═════ Extracted information

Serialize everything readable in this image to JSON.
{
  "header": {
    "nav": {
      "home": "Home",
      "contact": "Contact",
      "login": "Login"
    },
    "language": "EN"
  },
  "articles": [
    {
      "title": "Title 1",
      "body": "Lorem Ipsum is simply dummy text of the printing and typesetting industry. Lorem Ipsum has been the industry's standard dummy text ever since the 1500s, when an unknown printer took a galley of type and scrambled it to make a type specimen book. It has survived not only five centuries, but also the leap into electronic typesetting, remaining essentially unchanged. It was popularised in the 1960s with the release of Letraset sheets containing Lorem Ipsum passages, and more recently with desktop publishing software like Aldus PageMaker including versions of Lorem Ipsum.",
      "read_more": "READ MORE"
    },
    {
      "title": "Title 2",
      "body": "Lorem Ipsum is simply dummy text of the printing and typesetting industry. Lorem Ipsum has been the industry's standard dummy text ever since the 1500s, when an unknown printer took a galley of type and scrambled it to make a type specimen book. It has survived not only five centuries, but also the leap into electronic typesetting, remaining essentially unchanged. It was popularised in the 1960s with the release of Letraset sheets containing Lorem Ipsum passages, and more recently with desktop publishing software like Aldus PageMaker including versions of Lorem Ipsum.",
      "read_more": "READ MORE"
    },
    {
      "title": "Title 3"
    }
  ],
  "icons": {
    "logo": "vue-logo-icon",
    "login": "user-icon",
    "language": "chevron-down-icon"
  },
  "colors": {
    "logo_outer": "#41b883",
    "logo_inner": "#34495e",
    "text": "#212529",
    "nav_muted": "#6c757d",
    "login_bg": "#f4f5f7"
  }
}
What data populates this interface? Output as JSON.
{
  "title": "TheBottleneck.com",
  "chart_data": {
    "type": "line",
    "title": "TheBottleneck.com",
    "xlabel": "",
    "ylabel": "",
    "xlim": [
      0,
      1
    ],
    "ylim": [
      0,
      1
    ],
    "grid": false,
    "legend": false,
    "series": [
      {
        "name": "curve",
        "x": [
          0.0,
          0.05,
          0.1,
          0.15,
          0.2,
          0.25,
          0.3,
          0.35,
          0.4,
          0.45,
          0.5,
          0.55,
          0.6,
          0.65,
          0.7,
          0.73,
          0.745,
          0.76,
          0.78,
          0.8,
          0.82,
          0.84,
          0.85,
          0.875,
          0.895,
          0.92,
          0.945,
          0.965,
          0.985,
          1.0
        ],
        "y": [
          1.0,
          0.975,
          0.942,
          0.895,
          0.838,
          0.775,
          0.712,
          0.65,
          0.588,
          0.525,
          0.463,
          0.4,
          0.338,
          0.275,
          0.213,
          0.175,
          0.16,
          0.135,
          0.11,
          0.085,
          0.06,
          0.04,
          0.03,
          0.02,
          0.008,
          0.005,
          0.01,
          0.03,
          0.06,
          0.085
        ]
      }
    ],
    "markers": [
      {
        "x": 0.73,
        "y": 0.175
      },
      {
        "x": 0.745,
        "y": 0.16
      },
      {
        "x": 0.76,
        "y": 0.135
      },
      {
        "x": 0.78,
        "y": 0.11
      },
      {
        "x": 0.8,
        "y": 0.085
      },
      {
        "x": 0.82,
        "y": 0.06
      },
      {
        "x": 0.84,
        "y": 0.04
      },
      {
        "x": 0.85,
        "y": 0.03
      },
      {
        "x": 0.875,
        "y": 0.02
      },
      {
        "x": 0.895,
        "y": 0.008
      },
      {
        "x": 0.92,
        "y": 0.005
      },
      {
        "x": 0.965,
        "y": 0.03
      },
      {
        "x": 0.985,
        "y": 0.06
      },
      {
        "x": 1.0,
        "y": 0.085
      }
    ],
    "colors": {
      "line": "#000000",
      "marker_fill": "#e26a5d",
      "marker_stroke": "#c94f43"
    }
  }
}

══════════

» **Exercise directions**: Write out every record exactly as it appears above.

» **Solution**:
Serialize everything readable in this image to JSON.
{
  "header": {
    "nav": {
      "home": "Home",
      "contact": "Contact",
      "login": "Login"
    },
    "language": "EN"
  },
  "articles": [
    {
      "title": "Title 1",
      "body": "Lorem Ipsum is simply dummy text of the printing and typesetting industry. Lorem Ipsum has been the industry's standard dummy text ever since the 1500s, when an unknown printer took a galley of type and scrambled it to make a type specimen book. It has survived not only five centuries, but also the leap into electronic typesetting, remaining essentially unchanged. It was popularised in the 1960s with the release of Letraset sheets containing Lorem Ipsum passages, and more recently with desktop publishing software like Aldus PageMaker including versions of Lorem Ipsum.",
      "read_more": "READ MORE"
    },
    {
      "title": "Title 2",
      "body": "Lorem Ipsum is simply dummy text of the printing and typesetting industry. Lorem Ipsum has been the industry's standard dummy text ever since the 1500s, when an unknown printer took a galley of type and scrambled it to make a type specimen book. It has survived not only five centuries, but also the leap into electronic typesetting, remaining essentially unchanged. It was popularised in the 1960s with the release of Letraset sheets containing Lorem Ipsum passages, and more recently with desktop publishing software like Aldus PageMaker including versions of Lorem Ipsum.",
      "read_more": "READ MORE"
    },
    {
      "title": "Title 3"
    }
  ],
  "icons": {
    "logo": "vue-logo-icon",
    "login": "user-icon",
    "language": "chevron-down-icon"
  },
  "colors": {
    "logo_outer": "#41b883",
    "logo_inner": "#34495e",
    "text": "#212529",
    "nav_muted": "#6c757d",
    "login_bg": "#f4f5f7"
  }
}
What data populates this interface? Output as JSON.
{
  "title": "TheBottleneck.com",
  "chart_data": {
    "type": "line",
    "title": "TheBottleneck.com",
    "xlabel": "",
    "ylabel": "",
    "xlim": [
      0,
      1
    ],
    "ylim": [
      0,
      1
    ],
    "grid": false,
    "legend": false,
    "series": [
      {
        "name": "curve",
        "x": [
          0.0,
          0.05,
          0.1,
          0.15,
          0.2,
          0.25,
          0.3,
          0.35,
          0.4,
          0.45,
          0.5,
          0.55,
          0.6,
          0.65,
          0.7,
          0.73,
          0.745,
          0.76,
          0.78,
          0.8,
          0.82,
          0.84,
          0.85,
          0.875,
          0.895,
          0.92,
          0.945,
          0.965,
          0.985,
          1.0
        ],
        "y": [
          1.0,
          0.975,
          0.942,
          0.895,
          0.838,
          0.775,
          0.712,
          0.65,
          0.588,
          0.525,
          0.463,
          0.4,
          0.338,
          0.275,
          0.213,
          0.175,
          0.16,
          0.135,
          0.11,
          0.085,
          0.06,
          0.04,
          0.03,
          0.02,
          0.008,
          0.005,
          0.01,
          0.03,
          0.06,
          0.085
        ]
      }
    ],
    "markers": [
      {
        "x": 0.73,
        "y": 0.175
      },
      {
        "x": 0.745,
        "y": 0.16
      },
      {
        "x": 0.76,
        "y": 0.135
      },
      {
        "x": 0.78,
        "y": 0.11
      },
      {
        "x": 0.8,
        "y": 0.085
      },
      {
        "x": 0.82,
        "y": 0.06
      },
      {
        "x": 0.84,
        "y": 0.04
      },
      {
        "x": 0.85,
        "y": 0.03
      },
      {
        "x": 0.875,
        "y": 0.02
      },
      {
        "x": 0.895,
        "y": 0.008
      },
      {
        "x": 0.92,
        "y": 0.005
      },
      {
        "x": 0.965,
        "y": 0.03
      },
      {
        "x": 0.985,
        "y": 0.06
      },
      {
        "x": 1.0,
        "y": 0.085
      }
    ],
    "colors": {
      "line": "#000000",
      "marker_fill": "#e26a5d",
      "marker_stroke": "#c94f43"
    }
  }
}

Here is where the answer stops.